Overuse of CT challenges pediatric imagers

June 15, 2006

One of the biggest mistakes made by specialists is overuse of CT in pediatrics, according to Dr. Donald Frush, chief of pediatric radiology at Duke University. As critical as multislice CT can be in evaluating pediatric patients, it’s not the right tool all the time.

One of the biggest mistakes made by specialists is overuse of CT in pediatrics, according to Dr. Donald Frush, chief of pediatric radiology at Duke University. As critical as multislice CT can be in evaluating pediatric patients, it's not the right tool all the time.

In a review of the top mistakes imagers make in pediatric CT imaging, Frush cited overuse as number one during a presentation at the Stanford Multidetector-Row CT meeting in San Francisco.

"Implicit in every CT procedure is an agreement that it is indicated," Frush said. "But 30% to 40% of CT exams have questionable indications. Ultimately, we are responsible for the use of CT, for obtaining diagnostic examinations, and for the safety of our patients."

The problem is not easily addressed, he said, acknowledging the lure of new devices combined with radiology business pressures. But ensuring that scans are designed to answer specific clinical questions is one way to reduce overuse.

Changes in technique and protocol can help when it comes to other common mistakes in pediatric practice. Frush sees poor contrast enhancement as one of these.

"One of the most critical aspects of scanning in children is timing the contrast with respect to the CT angiogram, abdomen, and chest," he said. "Timing is everything."

Frush also sees overuse of multiphase exams in pediatric practice. At Duke, only about 5% of all body MSCT exams in children are multiphase. But the average he sees in outside practices is 31%. When multiphase exams are indicated, as with renal studies, imagers should employ a lower dose precontrast exam and a lower contrast delayed exam, he said.

Pediatric exams typically use kVp values that are too high, Frush said. He recommended considering 80 to 120 kVp in chest, musculoskeletal, and CTA studies.

Another common mistake is failure to anticipate the need to perform reformations. To ensure best image quality when scanning for causes of abdominal pain, obstructions, and airways and in CT angiography, imagers should use the thinnest detector configuration possible, Frush said. Thin slices (such as 0.625) with a 30% to 50% overlap abet optimal reconstructions.

Pediatric patients should be prepared properly by scanning fast and sedating when necessary, Frush said. He recommended using intravenous contrast, which carries a low risk in pediatric populations, when indicated but particularly for abdominal pain.
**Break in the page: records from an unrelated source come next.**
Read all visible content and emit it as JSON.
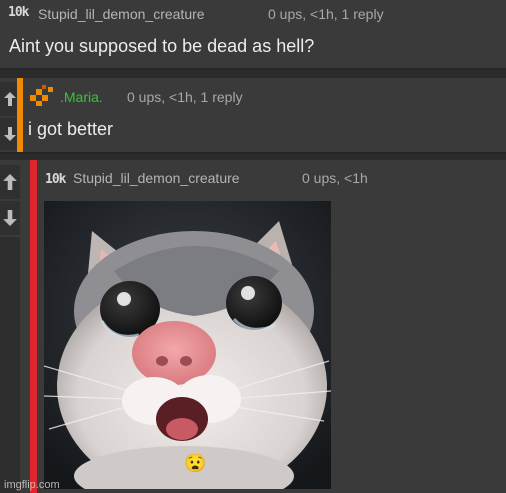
{
  "comments": [
    {
      "rank": "10k",
      "username": "Stupid_lil_demon_creature",
      "meta": "0 ups, <1h, 1 reply",
      "text": "Aint you supposed to be dead as hell?"
    },
    {
      "username": ".Maria.",
      "meta": "0 ups, <1h, 1 reply",
      "text": "i got better",
      "accent_color": "#f08a00",
      "name_color": "#39c439"
    },
    {
      "rank": "10k",
      "username": "Stupid_lil_demon_creature",
      "meta": "0 ups, <1h",
      "image": "cat-meme-image",
      "accent_color": "#e0262c",
      "emoji": "😧"
    }
  ],
  "watermark": "imgflip.com"
}
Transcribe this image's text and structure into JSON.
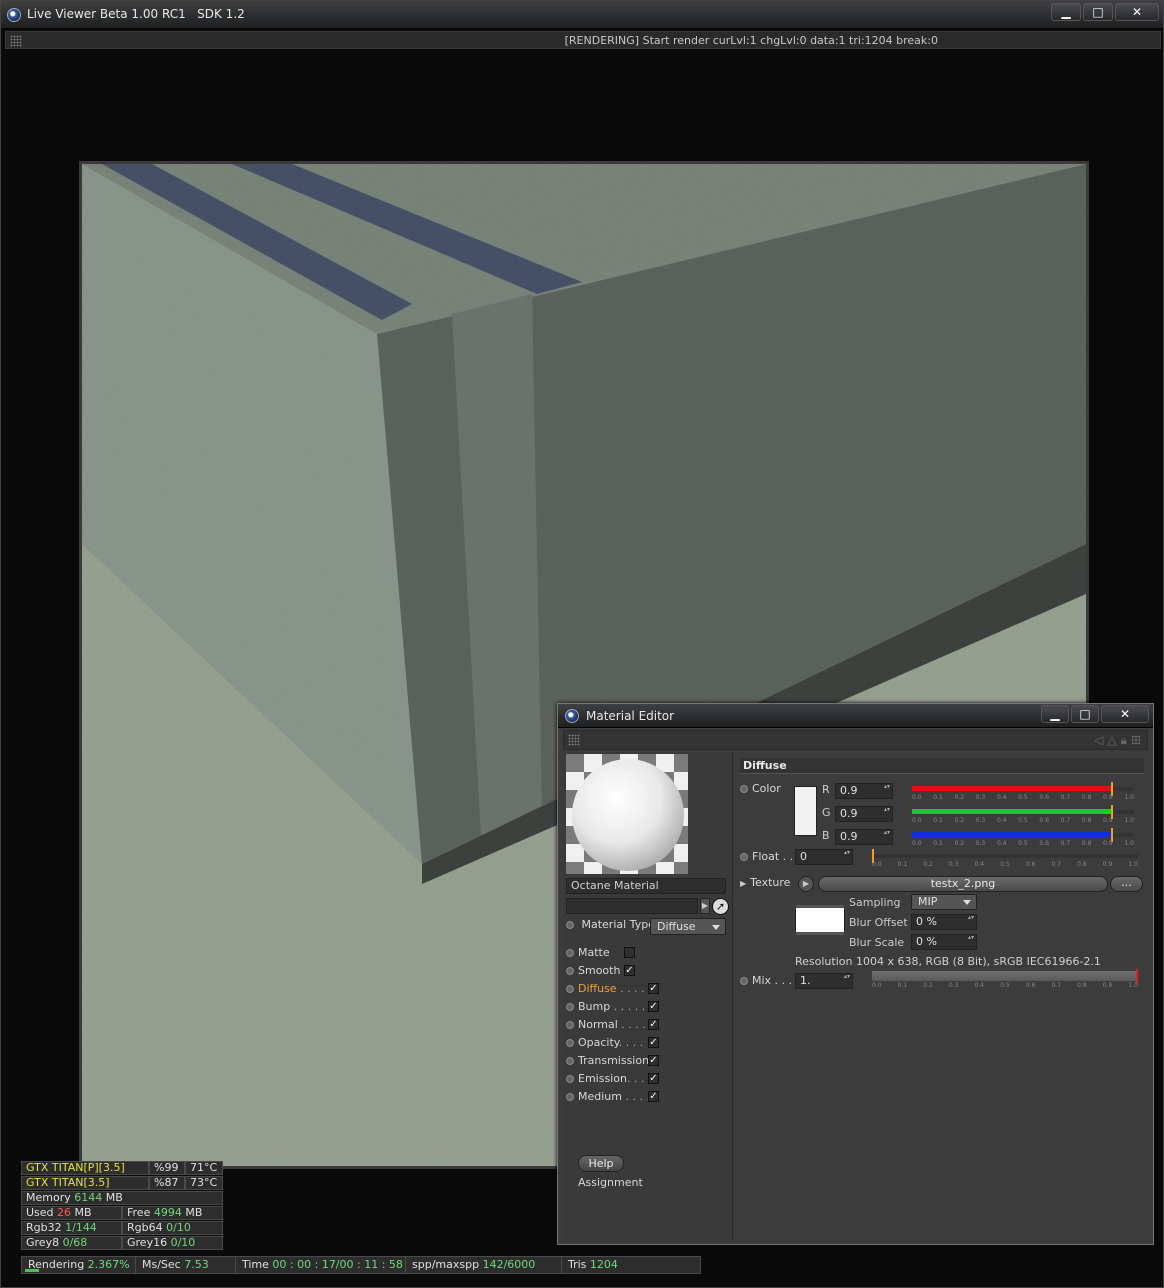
{
  "main_window": {
    "title": "Live Viewer Beta 1.00 RC1   SDK 1.2",
    "render_status": "[RENDERING] Start render curLvl:1 chgLvl:0 data:1 tri:1204 break:0",
    "buttons": {
      "minimize": "▁",
      "maximize": "□",
      "close": "✕"
    }
  },
  "stats": {
    "gpus": [
      {
        "name": "GTX TITAN[P][3.5]",
        "load": "%99",
        "temp": "71°C"
      },
      {
        "name": "GTX TITAN[3.5]",
        "load": "%87",
        "temp": "73°C"
      }
    ],
    "memory": {
      "label": "Memory",
      "value": "6144",
      "unit": "MB"
    },
    "used": {
      "label": "Used",
      "value": "26",
      "unit": "MB"
    },
    "free": {
      "label": "Free",
      "value": "4994",
      "unit": "MB"
    },
    "rgb32": {
      "label": "Rgb32",
      "value": "1/144"
    },
    "rgb64": {
      "label": "Rgb64",
      "value": "0/10"
    },
    "grey8": {
      "label": "Grey8",
      "value": "0/68"
    },
    "grey16": {
      "label": "Grey16",
      "value": "0/10"
    }
  },
  "status_bar": {
    "rendering_label": "Rendering",
    "rendering_value": "2.367%",
    "mssec_label": "Ms/Sec",
    "mssec_value": "7.53",
    "time_label": "Time",
    "time_value": "00 : 00 : 17/00 : 11 : 58",
    "spp_label": "spp/maxspp",
    "spp_value": "142/6000",
    "tris_label": "Tris",
    "tris_value": "1204"
  },
  "material_editor": {
    "title": "Material Editor",
    "buttons": {
      "minimize": "▁",
      "maximize": "□",
      "close": "✕"
    },
    "material_name": "Octane Material",
    "material_type_label": "Material Type",
    "material_type_value": "Diffuse",
    "channels": [
      {
        "label": "Matte",
        "dots": "",
        "checked": false
      },
      {
        "label": "Smooth",
        "dots": "",
        "checked": true
      },
      {
        "label": "Diffuse",
        "dots": " . . . . .",
        "checked": true
      },
      {
        "label": "Bump",
        "dots": " . . . . . .",
        "checked": true
      },
      {
        "label": "Normal",
        "dots": " . . . . .",
        "checked": true
      },
      {
        "label": "Opacity",
        "dots": ". . . . .",
        "checked": true
      },
      {
        "label": "Transmission",
        "dots": "",
        "checked": true
      },
      {
        "label": "Emission",
        "dots": ". . . .",
        "checked": true
      },
      {
        "label": "Medium",
        "dots": " . . . .",
        "checked": true
      }
    ],
    "help_label": "Help",
    "assignment_label": "Assignment",
    "diffuse": {
      "section_title": "Diffuse",
      "color_label": "Color",
      "r_label": "R",
      "r_value": "0.9",
      "g_label": "G",
      "g_value": "0.9",
      "b_label": "B",
      "b_value": "0.9",
      "float_label": "Float . .",
      "float_value": "0",
      "texture_label": "Texture",
      "texture_file": "testx_2.png",
      "texture_more": "...",
      "sampling_label": "Sampling",
      "sampling_value": "MIP",
      "blur_offset_label": "Blur Offset",
      "blur_offset_value": "0 %",
      "blur_scale_label": "Blur Scale",
      "blur_scale_value": "0 %",
      "resolution_text": "Resolution 1004 x 638, RGB (8 Bit), sRGB IEC61966-2.1",
      "mix_label": "Mix . . .",
      "mix_value": "1.",
      "slider_ticks": [
        "0.0",
        "0.1",
        "0.2",
        "0.3",
        "0.4",
        "0.5",
        "0.6",
        "0.7",
        "0.8",
        "0.9",
        "1.0"
      ],
      "colors": {
        "r": "#e01010",
        "g": "#10d020",
        "b": "#1030e0"
      },
      "rgb_levels": {
        "r": 0.9,
        "g": 0.9,
        "b": 0.9
      },
      "float_level": 0
    }
  }
}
Adjusting dose protocols depending on organ systems is also suggested.

"Chest, MSK, and CTA are all amenable to lower dose scanning because they are intrinsically high contrast," Frush said. "Think about dose thresholds. How much do you really need?"